"These foods have vitamins and minerals. They contain phytochemicals that may help protect our cells from cancer. They also provide volume and fiber to keep us full without as many calories," she says.
Katie says maintaining a healthy body weight is one of the most effective ways to fight cancer, even for people who have already been treated for the disease. "Studies have shown that maintaining a healthy body weight and eating these plant-based, cancer-fighting foods is definitely helpful in preventing a recurrence," she says.
The key is to eat a variety of foods in a variety of colors. "Red, yellow, green, dark green, purple-including all of the natural colors of food in your meals is beneficial," she says. "Snacking on fruits and vegetables is also another way to bring them into your diet."
Need some guidance on your healthy diet? The next time you are in a grocery store, look for these cancer-fighting foods:
- Fruits: apples, blueberries, cherries, cranberries, grapefruit, grapes
- Vegetables: broccoli, Brussels sprouts, cabbage, cauliflower, garlic, kale, lettuce, spinach, tomatoes, winter squash
- Whole grains: 100% whole grain bread, brown rice, oats
- Proteins: kidney beans, black beans, edamame, lentils, peas, tofu
- Nuts and seeds: flax seed, walnuts
- Drinks: coffee, green tea
This recipe from NCI is a great example of how to use a variety of cancer-fighting foods to make a delicious, healthy meal.
Tuscan Beans with Tomatoes and Oregano
Makes 4 servings
1 can (15.5 oz.) low-sodium chickpeas (or garbanzo beans), drained and rinsed
2 cupscherry tomatoes, rinsed and halved
1 tablespoonolive oil
1 teaspoonbalsamic vinegar
2 tablespoonsfresh oregano, minced (or 2 teaspoons dried)
? teaspoonground black pepper
1/2 teaspoon salt-free seasoning blend
- In a large salad bowl, combine beans and tomatoes.
- In a small bowl, combine olive oil, vinegar, oregano, pepper, and salt-free seasoning blend. Using a wire whisk, blend the ingredients until they thicken and the oil and vinegar no longer separate.
- Pour the dressing over the beans and tomatoes and mix gently to coat.
- Serve each portion on a bed of spinach or mix the spinach into the salad just before serving.
Tip: Serve with crusty whole-grain bread to soak up the delicious sauce.

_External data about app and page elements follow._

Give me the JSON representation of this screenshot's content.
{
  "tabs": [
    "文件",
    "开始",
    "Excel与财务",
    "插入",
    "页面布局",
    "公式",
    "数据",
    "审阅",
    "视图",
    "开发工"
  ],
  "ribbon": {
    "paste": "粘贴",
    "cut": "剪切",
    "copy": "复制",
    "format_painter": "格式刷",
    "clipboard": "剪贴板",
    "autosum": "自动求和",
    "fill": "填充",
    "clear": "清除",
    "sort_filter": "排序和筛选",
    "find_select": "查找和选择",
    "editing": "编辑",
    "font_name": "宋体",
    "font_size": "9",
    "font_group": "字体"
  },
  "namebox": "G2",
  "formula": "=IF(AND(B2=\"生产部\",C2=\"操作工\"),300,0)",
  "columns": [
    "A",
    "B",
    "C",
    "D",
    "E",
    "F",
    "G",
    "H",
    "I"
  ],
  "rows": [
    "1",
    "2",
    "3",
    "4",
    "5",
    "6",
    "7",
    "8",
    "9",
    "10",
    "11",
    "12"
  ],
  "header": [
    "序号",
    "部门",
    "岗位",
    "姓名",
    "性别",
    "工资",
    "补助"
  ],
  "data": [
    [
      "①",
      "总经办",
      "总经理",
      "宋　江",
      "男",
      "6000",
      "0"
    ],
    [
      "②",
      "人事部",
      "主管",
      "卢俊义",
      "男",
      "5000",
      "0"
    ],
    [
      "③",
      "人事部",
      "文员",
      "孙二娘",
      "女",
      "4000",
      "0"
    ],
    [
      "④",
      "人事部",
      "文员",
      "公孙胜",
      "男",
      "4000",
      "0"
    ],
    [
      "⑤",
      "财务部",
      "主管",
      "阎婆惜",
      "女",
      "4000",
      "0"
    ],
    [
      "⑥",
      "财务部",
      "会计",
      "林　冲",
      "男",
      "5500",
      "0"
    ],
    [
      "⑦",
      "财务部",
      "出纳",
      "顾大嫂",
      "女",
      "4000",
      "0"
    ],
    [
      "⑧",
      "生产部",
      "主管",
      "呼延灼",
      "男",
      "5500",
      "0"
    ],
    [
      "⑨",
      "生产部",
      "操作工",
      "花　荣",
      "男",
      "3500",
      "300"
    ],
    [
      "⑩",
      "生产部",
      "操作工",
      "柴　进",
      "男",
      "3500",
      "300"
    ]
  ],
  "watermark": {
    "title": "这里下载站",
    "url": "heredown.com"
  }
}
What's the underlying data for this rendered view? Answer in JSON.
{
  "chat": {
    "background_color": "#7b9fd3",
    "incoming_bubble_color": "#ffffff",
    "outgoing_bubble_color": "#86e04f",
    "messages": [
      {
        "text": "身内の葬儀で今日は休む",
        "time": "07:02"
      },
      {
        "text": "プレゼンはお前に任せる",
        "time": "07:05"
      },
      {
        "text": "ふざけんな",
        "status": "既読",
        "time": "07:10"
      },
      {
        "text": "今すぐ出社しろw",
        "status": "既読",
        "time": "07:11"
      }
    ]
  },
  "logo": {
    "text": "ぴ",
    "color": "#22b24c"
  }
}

Huntsman Cancer Institute (HCI) is a National Cancer Institute (NCI)-Designated Comprehensive Cancer Center, which means it meets the highest standards for cancer research and receives support for its scientific endeavors. HCI is located on the campus of the University of Utah in Salt Lake City and is a part of the University of Utah Health Care system. HCI treats patients with all forms of cancer and operates several high-risk clinics that focus on melanoma and breast, colon, and pancreas cancers, among others. HCI also provides academic and clinical training for future physicians and researchers. For more information about HCI, please visit www.huntsmancancer.org.